Damn! (but actually I'm happy)
Another $19.57 has found its way from my VISA account into Amazon's accounts receivable, thanks to Sam Harris' interview with the author of Illusion of the Self -- another neuroscience book that the "I" who isn't me was led to order by largely unconscious brain processes over which the "I" who isn't me has no control.
If you're interested in this stuff, but not twenty bucks worth of interested, it'll cost you nothing to read the interview.
I'm fascinated by the increasingly evident neuroscientific conclusion that there's no such thing as a Self to be found within the human cranium. Buddhism and other like-minded philosophies are being proven right, yet also wrong.

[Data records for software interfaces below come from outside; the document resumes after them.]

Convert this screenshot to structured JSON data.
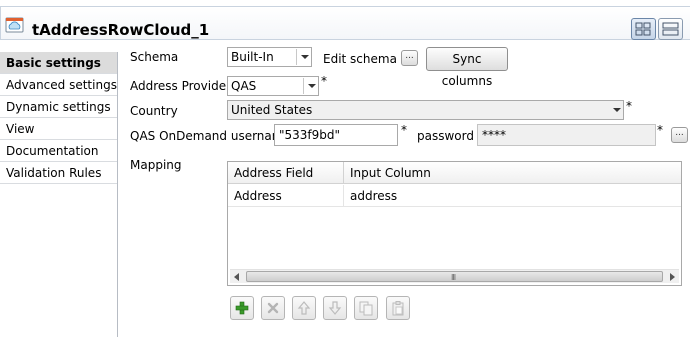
{
  "header": {
    "title": "tAddressRowCloud_1",
    "component_icon": "cloud-component-icon",
    "view_buttons": [
      "grid-view-icon",
      "list-view-icon"
    ]
  },
  "sidebar": {
    "items": [
      {
        "label": "Basic settings",
        "active": true
      },
      {
        "label": "Advanced settings",
        "active": false
      },
      {
        "label": "Dynamic settings",
        "active": false
      },
      {
        "label": "View",
        "active": false
      },
      {
        "label": "Documentation",
        "active": false
      },
      {
        "label": "Validation Rules",
        "active": false
      }
    ]
  },
  "form": {
    "schema_label": "Schema",
    "schema_value": "Built-In",
    "edit_schema_label": "Edit schema",
    "edit_schema_button": "...",
    "sync_columns_button": "Sync columns",
    "address_provider_label": "Address Provider",
    "address_provider_value": "QAS",
    "required_mark": "*",
    "country_label": "Country",
    "country_value": "United States",
    "username_label": "QAS OnDemand username",
    "username_value": "\"533f9bd\"",
    "password_label": "password",
    "password_value": "****",
    "password_button": "...",
    "mapping_label": "Mapping"
  },
  "mapping_table": {
    "columns": [
      "Address Field",
      "Input Column"
    ],
    "rows": [
      {
        "address_field": "Address",
        "input_column": "address"
      }
    ],
    "scrollbar_grip": "III"
  },
  "toolbar": {
    "buttons": [
      "add-icon",
      "remove-icon",
      "move-up-icon",
      "move-down-icon",
      "copy-icon",
      "paste-icon"
    ]
  },
  "colors": {
    "accent_border": "#c9d3df",
    "add_green": "#3a9a2a",
    "sidebar_active": "#dcdcdc"
  }
}
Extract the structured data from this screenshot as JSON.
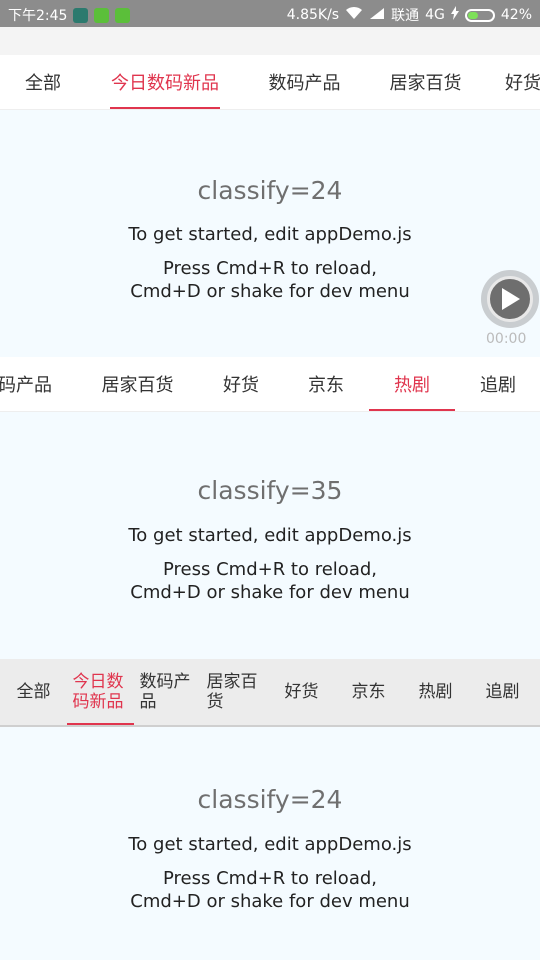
{
  "status_bar": {
    "time": "下午2:45",
    "speed": "4.85K/s",
    "carrier": "联通",
    "network": "4G",
    "battery": "42%",
    "battery_level": 0.42,
    "icons": [
      "notification-app-icon",
      "notification-lock-icon",
      "notification-android-icon",
      "wifi-icon",
      "signal-icon",
      "charging-icon",
      "battery-icon"
    ]
  },
  "tabs_top": {
    "items": [
      "全部",
      "今日数码新品",
      "数码产品",
      "居家百货",
      "好货"
    ],
    "active_index": 1
  },
  "panel1": {
    "title": "classify=24",
    "line1": "To get started, edit appDemo.js",
    "line2": "Press Cmd+R to reload,",
    "line3": "Cmd+D or shake for dev menu"
  },
  "video": {
    "time": "00:00"
  },
  "tabs_mid": {
    "items": [
      "码产品",
      "居家百货",
      "好货",
      "京东",
      "热剧",
      "追剧"
    ],
    "active_index": 4
  },
  "panel2": {
    "title": "classify=35",
    "line1": "To get started, edit appDemo.js",
    "line2": "Press Cmd+R to reload,",
    "line3": "Cmd+D or shake for dev menu"
  },
  "tabs_bottom": {
    "items": [
      "全部",
      "今日数码新品",
      "数码产品",
      "居家百货",
      "好货",
      "京东",
      "热剧",
      "追剧"
    ],
    "active_index": 1
  },
  "panel3": {
    "title": "classify=24",
    "line1": "To get started, edit appDemo.js",
    "line2": "Press Cmd+R to reload,",
    "line3": "Cmd+D or shake for dev menu"
  },
  "colors": {
    "accent": "#e0354e",
    "status_bar": "#8c8c8c",
    "panel_bg": "#f4fbff"
  }
}
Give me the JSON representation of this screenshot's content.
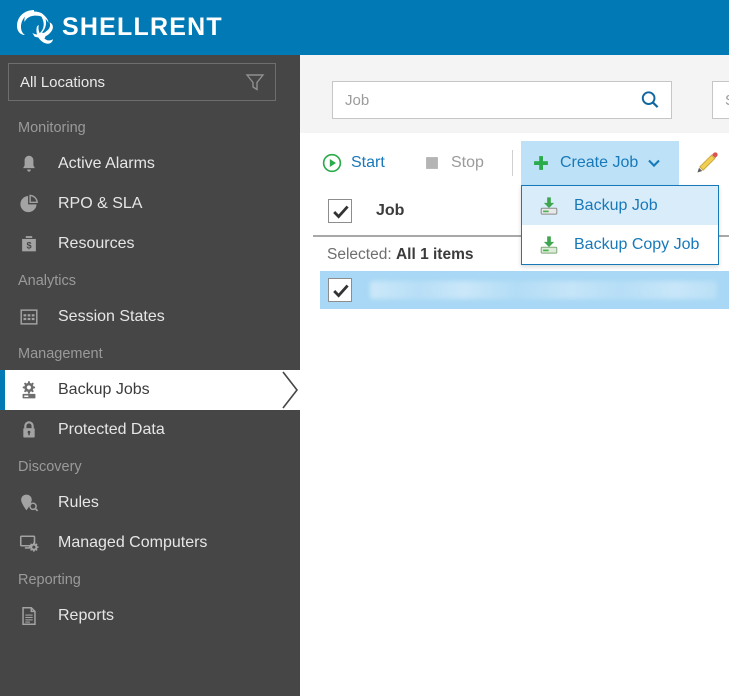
{
  "brand": {
    "name": "SHELLRENT",
    "logo_icon": "shell-spiral-logo",
    "bar_color": "#0079b4"
  },
  "sidebar": {
    "location_filter": {
      "value": "All Locations",
      "filter_icon": "funnel-icon"
    },
    "groups": [
      {
        "label": "Monitoring",
        "items": [
          {
            "label": "Active Alarms",
            "icon": "bell-icon",
            "active": false
          },
          {
            "label": "RPO & SLA",
            "icon": "pie-chart-icon",
            "active": false
          },
          {
            "label": "Resources",
            "icon": "money-bag-icon",
            "active": false
          }
        ]
      },
      {
        "label": "Analytics",
        "items": [
          {
            "label": "Session States",
            "icon": "grid-table-icon",
            "active": false
          }
        ]
      },
      {
        "label": "Management",
        "items": [
          {
            "label": "Backup Jobs",
            "icon": "gear-drive-icon",
            "active": true
          },
          {
            "label": "Protected Data",
            "icon": "lock-icon",
            "active": false
          }
        ]
      },
      {
        "label": "Discovery",
        "items": [
          {
            "label": "Rules",
            "icon": "pin-search-icon",
            "active": false
          },
          {
            "label": "Managed Computers",
            "icon": "monitor-gear-icon",
            "active": false
          }
        ]
      },
      {
        "label": "Reporting",
        "items": [
          {
            "label": "Reports",
            "icon": "document-icon",
            "active": false
          }
        ]
      }
    ],
    "background_color": "#464646",
    "active_accent_color": "#0079b4"
  },
  "main": {
    "search_primary": {
      "value": "",
      "placeholder": "Job",
      "icon": "search-icon"
    },
    "search_secondary": {
      "value": "",
      "placeholder": "S",
      "icon": "search-icon"
    },
    "toolbar": {
      "start": {
        "label": "Start",
        "icon": "play-circle-icon",
        "enabled": true
      },
      "stop": {
        "label": "Stop",
        "icon": "stop-square-icon",
        "enabled": false
      },
      "create_job": {
        "label": "Create Job",
        "icon": "plus-icon",
        "chevron": "chevron-down-icon",
        "highlight_color": "#bde2f7",
        "expanded": true
      },
      "edit": {
        "label": "",
        "icon": "pencil-edit-icon"
      }
    },
    "dropdown": {
      "border_color": "#1879b9",
      "items": [
        {
          "label": "Backup Job",
          "icon": "backup-job-icon",
          "highlighted": true
        },
        {
          "label": "Backup Copy Job",
          "icon": "backup-copy-job-icon",
          "highlighted": false
        }
      ]
    },
    "table": {
      "select_all_checked": true,
      "column_header": "Job",
      "selection_prefix": "Selected:",
      "selection_count": "All 1 items",
      "rows": [
        {
          "checked": true,
          "name": "",
          "redacted": true,
          "row_color": "#a8d8f5"
        }
      ]
    }
  }
}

Meaning, since we humans don't have a Self, there's no need to undergo an arduous enlightenment process aimed at understanding that we don't have one. Also, there's no need to engage in a pursuit of Self-Realization, since there's no Self to realize.
Here's some excerpts from the interview:
In what sense is the self an illusion?
For me, an illusion is a subjective experience that is not what it seems. Illusions are experiences in the mind, but they are not out there in nature. Rather, they are events generated by the brain. Most of us have an experience of a self. I certainly have one, and I do not doubt that others do as well – an autonomous individual with a coherent identity and sense of free will. But that experience is an illusion – it does not exist independently of the person having the experience, and it is certainly not what it seems. That’s not to say that the illusion is pointless. Experiencing a self illusion may have tangible functional benefits in the way we think and act, but that does not mean that it exists as an entity.
...Answering the question of who is experiencing the illusion or interpreting the story is much more problematic. This is partly a conceptual problem and partly a problem of dualism. It is almost impossible to discuss the self without a referent in the same way that is difficult to think about a play without any players. Second, as the philosopher Gilbert Ryle pointed out, in searching for the self, one cannot simultaneously be the hunter and the hunted, and I think that is a dualistic problem if we think we can objectively examine our own minds independently, because our mind and self are both generated by the brain. So while the self illusion suggests an illogical tautology, I think this is only a superficial problem.